THE RECORDS:
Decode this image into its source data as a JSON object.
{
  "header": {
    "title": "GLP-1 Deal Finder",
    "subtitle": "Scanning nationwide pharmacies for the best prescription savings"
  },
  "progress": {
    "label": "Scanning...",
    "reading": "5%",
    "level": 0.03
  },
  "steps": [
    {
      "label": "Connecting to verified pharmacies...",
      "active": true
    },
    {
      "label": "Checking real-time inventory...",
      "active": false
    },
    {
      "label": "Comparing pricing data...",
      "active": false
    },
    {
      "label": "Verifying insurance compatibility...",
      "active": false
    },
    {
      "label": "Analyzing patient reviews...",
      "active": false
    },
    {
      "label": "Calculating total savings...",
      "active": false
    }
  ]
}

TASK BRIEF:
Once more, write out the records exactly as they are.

ANSWER SPACE:
Decode this image into its source data as a JSON object.
{
  "header": {
    "title": "GLP-1 Deal Finder",
    "subtitle": "Scanning nationwide pharmacies for the best prescription savings"
  },
  "progress": {
    "label": "Scanning...",
    "reading": "5%",
    "level": 0.03
  },
  "steps": [
    {
      "label": "Connecting to verified pharmacies...",
      "active": true
    },
    {
      "label": "Checking real-time inventory...",
      "active": false
    },
    {
      "label": "Comparing pricing data...",
      "active": false
    },
    {
      "label": "Verifying insurance compatibility...",
      "active": false
    },
    {
      "label": "Analyzing patient reviews...",
      "active": false
    },
    {
      "label": "Calculating total savings...",
      "active": false
    }
  ]
}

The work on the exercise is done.